For example, in the face of a strict European Union privacy protection law going into effect this fall, the White House is under the gun to establish better guidelines regarding the online collection and redistribution of consumers' personally identifiable information.
The FTC also has undertaken the online privacy debate, but the plan submitted this week only will apply to promises companies make about their products. If claims are inaccurate, the FTC could file a civil lawsuit.
In the past the agency has cracked down on bulk emailers and Web sites that allegedly made false claims about services or programs. Specific targets for investigation have been so-called pyramid schemes and other "get-rich-quick" offers.

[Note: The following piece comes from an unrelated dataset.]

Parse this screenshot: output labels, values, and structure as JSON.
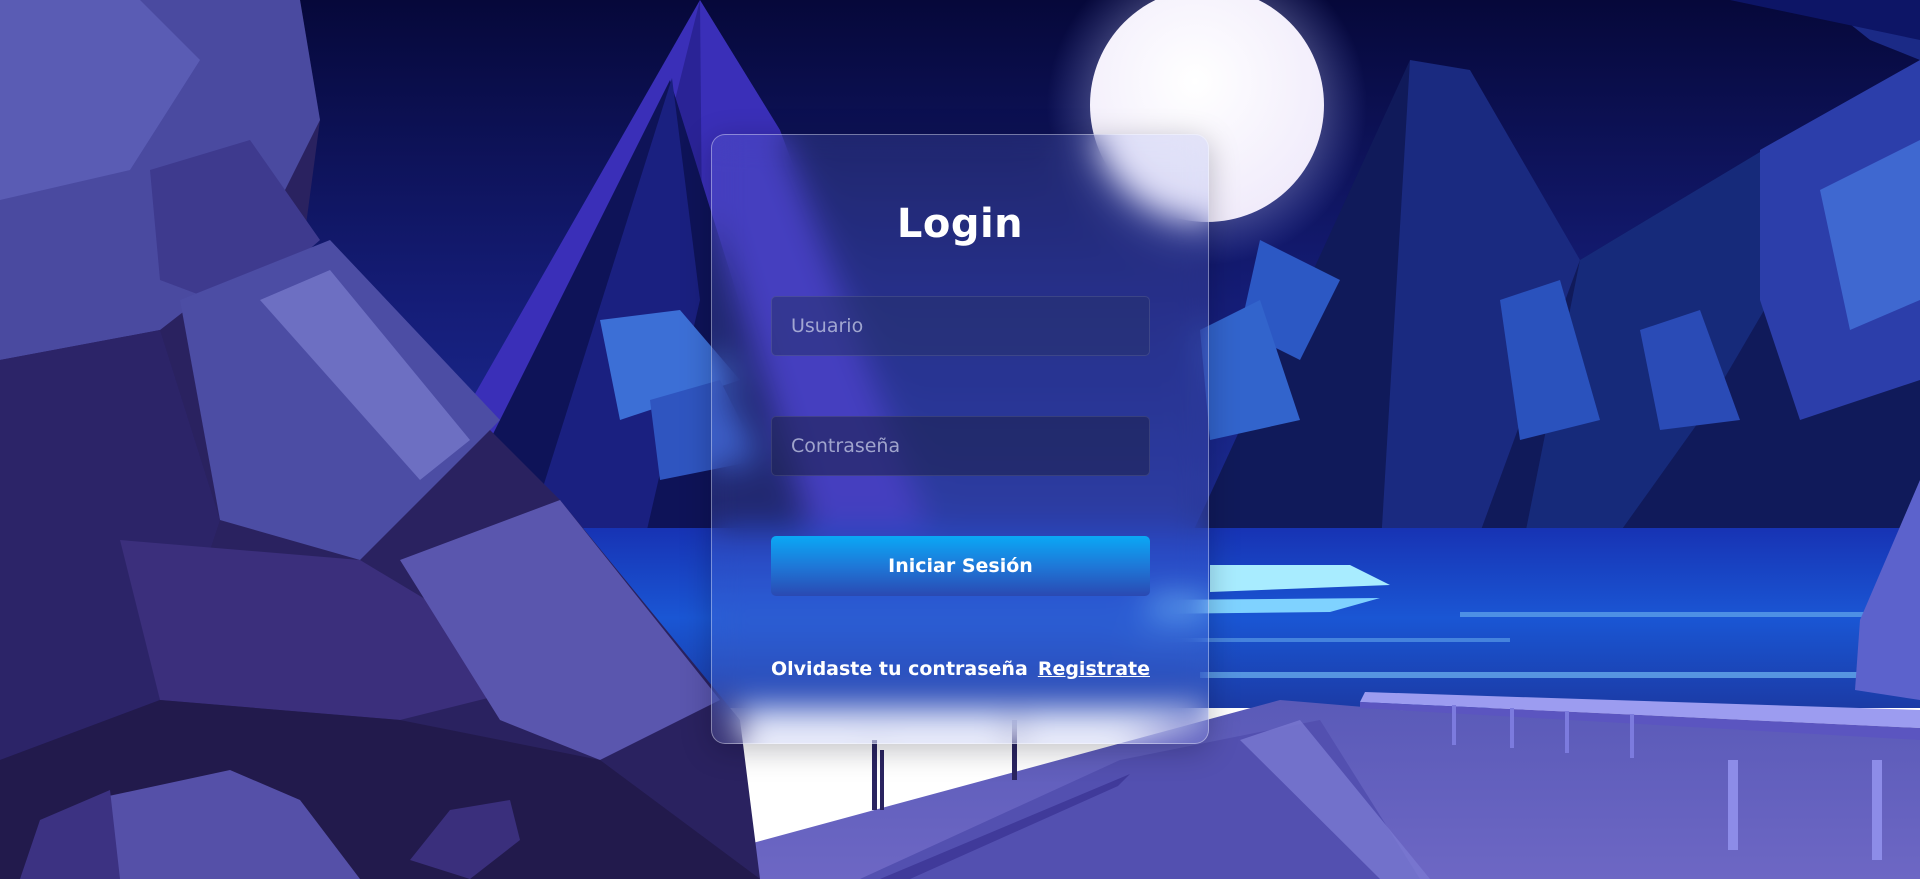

"The purpose of the proposal is to clarify how the FTC's rules and guidelines will apply to a range of online [activity] from environmental marketing practices to credit practices," said Laura DeMartino, a staff attorney for the FTC's Bureau of Consumer Protection.
"The clarification is necessary because some of the rules only apply to 'written' communication, which some may think only means print media," she added. "In print ads, disclosures have to be clear and conspicuous. But Web sites have so many features that the commission has proposed guidelines for how it will evaluate online disclosure."
Net sites or email that promote products may contain scroll bars, frames, or other bells and whistles that prevent a disclosure from jumping out at a surfer, the FTC said. Still, the agency says online disclosures--which are aimed at preventing consumer confusion and deception--must be unavoidable and placed prominently and in proximity of a claim and repeated where necessary. The FTC also is suggesting that disclaimers be done in written or visual formats.
Other government agencies are tackling truthfulness in advertising on the Net as well.
Online and offline, drug companies are prohibited from promoting products for uses that aren't approved by the FDA. But the FDA is considering forbidding companies from even linking to sites that offer alternative uses for a product. The agency also wants to stall the online--and therefore worldwide--promotion of drugs that are still being tested.
The FDA had said it would issue guidelines last summer. Now, however, the new rules aren't expected until the end of the year, in part because the agency has been dealing with the liberalization of laws to allow companies to market directly to consumers through TV ads.
"It's a very complex thing and we have to work in conjunction with other groups, such as the FTC and the World Health Organization," Brad Stone, a spokesman for the FDA, said today.
"In large part, though, the Net already is addressed by existing laws and regulations. The ground rules are laid out; the presentation has to be accurate and balanced, and a site can't promote an unapproved product," he added. "If you do one of those things and it poses a public health hazard, we will take action."